Start of RECORD EXTRACTS

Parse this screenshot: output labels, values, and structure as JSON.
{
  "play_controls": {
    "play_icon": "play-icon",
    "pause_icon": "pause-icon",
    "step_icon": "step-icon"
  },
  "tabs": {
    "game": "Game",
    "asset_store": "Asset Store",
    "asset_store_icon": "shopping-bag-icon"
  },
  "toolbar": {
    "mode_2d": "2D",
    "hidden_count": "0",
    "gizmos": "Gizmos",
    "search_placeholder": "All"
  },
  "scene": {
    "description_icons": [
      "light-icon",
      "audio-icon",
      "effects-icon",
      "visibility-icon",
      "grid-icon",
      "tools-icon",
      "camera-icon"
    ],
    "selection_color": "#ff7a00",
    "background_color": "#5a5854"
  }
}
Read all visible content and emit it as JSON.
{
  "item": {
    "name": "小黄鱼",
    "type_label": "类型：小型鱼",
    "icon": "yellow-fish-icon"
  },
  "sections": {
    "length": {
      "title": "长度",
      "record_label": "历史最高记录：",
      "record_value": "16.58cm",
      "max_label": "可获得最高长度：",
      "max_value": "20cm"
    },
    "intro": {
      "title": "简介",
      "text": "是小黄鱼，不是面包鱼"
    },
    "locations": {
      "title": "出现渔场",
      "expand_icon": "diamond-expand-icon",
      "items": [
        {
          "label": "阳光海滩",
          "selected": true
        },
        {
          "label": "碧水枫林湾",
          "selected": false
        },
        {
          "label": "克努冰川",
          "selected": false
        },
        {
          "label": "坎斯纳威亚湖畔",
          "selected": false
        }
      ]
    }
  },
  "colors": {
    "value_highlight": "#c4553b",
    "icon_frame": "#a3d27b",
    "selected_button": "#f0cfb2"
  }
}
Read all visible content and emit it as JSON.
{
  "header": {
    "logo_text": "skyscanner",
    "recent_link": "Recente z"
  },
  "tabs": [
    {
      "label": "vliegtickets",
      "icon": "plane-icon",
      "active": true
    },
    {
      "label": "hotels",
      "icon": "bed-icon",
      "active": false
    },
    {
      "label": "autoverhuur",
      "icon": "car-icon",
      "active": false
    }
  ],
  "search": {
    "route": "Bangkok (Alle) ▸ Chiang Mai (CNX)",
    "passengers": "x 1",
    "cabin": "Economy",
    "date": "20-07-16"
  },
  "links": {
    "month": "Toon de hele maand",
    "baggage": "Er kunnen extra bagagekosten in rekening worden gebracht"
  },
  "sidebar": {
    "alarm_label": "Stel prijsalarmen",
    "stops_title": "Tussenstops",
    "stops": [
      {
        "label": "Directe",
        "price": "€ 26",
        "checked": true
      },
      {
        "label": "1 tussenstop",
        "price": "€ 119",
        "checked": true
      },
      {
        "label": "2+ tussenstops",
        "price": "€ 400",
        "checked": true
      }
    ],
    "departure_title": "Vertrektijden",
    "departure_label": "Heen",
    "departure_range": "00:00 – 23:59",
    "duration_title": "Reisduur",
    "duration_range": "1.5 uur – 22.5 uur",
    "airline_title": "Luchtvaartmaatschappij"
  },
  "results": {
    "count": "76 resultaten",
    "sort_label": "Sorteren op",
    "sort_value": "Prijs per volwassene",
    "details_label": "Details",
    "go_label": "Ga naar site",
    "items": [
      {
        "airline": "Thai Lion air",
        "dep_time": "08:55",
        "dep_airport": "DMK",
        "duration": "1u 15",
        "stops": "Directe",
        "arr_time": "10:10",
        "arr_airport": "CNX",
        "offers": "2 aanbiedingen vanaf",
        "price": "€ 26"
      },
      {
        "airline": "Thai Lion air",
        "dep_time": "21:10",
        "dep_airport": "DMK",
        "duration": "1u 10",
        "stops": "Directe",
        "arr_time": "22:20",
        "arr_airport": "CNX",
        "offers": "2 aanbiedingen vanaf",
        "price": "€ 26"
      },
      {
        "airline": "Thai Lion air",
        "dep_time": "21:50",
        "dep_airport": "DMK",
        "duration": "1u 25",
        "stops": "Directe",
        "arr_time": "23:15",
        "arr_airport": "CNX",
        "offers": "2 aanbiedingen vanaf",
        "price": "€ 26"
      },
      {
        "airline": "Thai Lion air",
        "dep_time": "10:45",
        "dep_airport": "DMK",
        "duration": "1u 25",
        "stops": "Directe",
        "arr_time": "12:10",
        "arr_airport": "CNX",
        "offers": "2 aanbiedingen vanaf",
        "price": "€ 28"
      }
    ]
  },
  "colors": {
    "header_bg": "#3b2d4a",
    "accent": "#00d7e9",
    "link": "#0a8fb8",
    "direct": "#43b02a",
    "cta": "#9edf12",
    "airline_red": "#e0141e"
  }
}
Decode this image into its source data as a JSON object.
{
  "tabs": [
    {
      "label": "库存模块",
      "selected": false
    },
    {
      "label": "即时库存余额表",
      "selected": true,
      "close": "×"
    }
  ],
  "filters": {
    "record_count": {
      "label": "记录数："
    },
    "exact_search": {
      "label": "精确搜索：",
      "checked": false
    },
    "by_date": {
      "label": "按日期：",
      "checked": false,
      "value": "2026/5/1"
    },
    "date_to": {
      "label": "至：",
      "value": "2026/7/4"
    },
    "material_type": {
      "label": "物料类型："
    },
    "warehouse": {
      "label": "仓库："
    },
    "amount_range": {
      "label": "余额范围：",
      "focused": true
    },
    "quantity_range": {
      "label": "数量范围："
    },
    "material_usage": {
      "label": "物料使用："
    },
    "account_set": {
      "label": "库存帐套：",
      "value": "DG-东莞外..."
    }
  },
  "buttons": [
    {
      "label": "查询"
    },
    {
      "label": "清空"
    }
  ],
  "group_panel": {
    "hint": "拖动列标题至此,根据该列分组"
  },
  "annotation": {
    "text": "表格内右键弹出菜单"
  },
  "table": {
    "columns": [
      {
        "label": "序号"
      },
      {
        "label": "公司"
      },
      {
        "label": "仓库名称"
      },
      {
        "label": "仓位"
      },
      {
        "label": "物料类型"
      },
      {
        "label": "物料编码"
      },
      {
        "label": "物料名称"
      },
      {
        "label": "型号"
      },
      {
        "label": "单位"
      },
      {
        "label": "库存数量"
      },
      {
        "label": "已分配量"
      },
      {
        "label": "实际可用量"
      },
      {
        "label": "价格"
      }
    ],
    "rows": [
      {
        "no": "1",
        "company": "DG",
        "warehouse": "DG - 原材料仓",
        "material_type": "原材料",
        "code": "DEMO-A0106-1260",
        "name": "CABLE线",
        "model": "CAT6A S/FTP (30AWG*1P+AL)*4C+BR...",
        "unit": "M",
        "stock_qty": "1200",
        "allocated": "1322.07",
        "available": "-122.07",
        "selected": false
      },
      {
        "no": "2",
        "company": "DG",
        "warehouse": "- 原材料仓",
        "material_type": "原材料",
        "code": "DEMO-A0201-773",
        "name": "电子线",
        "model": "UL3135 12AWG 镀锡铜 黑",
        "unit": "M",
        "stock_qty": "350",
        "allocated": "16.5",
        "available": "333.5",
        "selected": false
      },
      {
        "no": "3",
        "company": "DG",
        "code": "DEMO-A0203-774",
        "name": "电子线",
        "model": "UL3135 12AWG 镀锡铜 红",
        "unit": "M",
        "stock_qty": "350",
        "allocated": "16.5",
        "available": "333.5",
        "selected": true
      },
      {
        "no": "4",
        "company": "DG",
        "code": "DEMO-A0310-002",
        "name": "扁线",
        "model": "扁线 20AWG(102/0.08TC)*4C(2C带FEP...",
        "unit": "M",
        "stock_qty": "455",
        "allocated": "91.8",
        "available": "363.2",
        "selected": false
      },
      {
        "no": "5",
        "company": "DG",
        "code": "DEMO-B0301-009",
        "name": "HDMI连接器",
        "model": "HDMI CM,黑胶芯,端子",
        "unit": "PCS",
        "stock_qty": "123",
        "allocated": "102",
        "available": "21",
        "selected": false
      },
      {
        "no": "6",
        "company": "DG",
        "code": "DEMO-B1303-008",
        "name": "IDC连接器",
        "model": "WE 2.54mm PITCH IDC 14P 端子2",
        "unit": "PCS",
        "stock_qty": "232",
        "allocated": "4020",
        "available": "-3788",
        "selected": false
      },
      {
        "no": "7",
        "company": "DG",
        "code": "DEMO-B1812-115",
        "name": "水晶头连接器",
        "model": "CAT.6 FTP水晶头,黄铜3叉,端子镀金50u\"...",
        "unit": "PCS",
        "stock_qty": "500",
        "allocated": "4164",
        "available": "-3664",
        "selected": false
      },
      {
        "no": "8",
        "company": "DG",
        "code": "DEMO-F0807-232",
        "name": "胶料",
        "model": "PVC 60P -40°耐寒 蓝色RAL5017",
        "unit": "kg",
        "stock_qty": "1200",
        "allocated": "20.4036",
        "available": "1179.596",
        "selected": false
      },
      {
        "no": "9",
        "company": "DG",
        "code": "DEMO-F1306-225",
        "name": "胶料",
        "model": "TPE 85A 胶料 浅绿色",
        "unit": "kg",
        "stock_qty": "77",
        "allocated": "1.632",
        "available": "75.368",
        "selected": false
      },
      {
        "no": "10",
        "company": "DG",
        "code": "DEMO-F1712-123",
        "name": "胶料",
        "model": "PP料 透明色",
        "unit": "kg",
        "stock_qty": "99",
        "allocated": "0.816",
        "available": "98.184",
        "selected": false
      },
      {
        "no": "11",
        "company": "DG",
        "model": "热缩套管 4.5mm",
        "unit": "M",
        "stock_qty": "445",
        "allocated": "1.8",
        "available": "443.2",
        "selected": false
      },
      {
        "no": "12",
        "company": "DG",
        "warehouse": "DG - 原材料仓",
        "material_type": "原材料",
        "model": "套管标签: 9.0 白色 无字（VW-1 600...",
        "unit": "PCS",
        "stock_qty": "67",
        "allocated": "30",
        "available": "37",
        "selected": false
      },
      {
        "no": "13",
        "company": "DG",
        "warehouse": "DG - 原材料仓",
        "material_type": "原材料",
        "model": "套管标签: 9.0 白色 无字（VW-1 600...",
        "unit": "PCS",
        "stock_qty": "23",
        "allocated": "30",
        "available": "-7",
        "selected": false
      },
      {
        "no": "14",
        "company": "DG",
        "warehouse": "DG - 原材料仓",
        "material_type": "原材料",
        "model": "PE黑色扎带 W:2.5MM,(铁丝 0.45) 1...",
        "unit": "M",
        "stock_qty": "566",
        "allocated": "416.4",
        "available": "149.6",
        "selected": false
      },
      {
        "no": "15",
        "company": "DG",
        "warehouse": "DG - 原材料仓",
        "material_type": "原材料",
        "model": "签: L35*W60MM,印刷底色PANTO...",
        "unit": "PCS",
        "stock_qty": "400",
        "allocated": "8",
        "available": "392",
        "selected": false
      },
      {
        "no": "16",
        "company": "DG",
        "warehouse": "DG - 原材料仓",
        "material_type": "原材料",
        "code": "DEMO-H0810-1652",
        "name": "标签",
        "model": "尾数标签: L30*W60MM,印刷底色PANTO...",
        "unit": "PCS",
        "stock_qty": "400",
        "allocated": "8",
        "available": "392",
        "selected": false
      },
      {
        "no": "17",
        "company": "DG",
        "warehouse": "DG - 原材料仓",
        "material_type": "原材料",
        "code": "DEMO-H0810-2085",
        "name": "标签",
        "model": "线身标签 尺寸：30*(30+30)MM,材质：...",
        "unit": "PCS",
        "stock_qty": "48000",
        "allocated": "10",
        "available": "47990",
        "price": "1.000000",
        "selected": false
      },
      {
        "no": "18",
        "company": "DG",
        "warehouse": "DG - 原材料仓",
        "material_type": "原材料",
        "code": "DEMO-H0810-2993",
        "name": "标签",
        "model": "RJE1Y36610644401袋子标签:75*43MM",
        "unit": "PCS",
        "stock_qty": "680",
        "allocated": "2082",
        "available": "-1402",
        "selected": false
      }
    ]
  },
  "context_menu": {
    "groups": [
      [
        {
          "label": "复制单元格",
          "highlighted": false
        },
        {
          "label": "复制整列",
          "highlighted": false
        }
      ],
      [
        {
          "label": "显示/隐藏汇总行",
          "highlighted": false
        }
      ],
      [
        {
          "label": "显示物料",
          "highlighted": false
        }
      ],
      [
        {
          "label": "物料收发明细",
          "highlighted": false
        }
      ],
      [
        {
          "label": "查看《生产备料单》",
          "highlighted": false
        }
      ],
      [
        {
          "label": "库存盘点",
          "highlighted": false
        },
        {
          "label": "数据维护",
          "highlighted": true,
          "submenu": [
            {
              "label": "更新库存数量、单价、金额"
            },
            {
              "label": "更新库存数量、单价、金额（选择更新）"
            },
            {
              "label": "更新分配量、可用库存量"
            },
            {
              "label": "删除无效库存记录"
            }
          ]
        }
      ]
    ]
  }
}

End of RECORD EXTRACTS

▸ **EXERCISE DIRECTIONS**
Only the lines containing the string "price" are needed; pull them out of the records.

▸ **TASK RESPONSE**
        "price": "€ 26",
        "price": "€ 119",
        "price": "€ 400",
        "price": "€ 26"
        "price": "€ 26"
        "price": "€ 26"
        "price": "€ 28"
        "price": "1.000000",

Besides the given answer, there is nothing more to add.